TO DO
Below are the records. Gather each line that holds "JSON".

Page and application data records
***
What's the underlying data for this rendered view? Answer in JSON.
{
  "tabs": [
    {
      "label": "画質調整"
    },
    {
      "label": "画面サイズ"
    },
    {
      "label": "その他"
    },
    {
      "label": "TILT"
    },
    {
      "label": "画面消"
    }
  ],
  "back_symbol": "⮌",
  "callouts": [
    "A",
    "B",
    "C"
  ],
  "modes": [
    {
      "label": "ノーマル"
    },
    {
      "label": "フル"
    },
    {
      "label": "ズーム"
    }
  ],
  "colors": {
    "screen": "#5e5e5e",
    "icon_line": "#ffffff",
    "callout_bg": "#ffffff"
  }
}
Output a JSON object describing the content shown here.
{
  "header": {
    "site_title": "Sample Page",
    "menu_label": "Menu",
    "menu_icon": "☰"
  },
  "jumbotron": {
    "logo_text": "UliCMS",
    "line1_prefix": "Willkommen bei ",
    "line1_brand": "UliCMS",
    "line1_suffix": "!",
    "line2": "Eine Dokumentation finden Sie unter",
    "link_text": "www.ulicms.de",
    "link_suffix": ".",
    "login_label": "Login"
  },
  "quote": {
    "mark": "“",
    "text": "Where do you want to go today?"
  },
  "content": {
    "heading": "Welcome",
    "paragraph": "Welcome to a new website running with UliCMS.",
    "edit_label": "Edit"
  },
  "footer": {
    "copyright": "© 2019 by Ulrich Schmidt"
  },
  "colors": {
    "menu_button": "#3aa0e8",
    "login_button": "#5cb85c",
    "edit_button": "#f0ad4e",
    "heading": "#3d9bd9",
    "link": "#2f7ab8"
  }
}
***
REPLY TO THE EXERCISE
What's the underlying data for this rendered view? Answer in JSON.
Output a JSON object describing the content shown here.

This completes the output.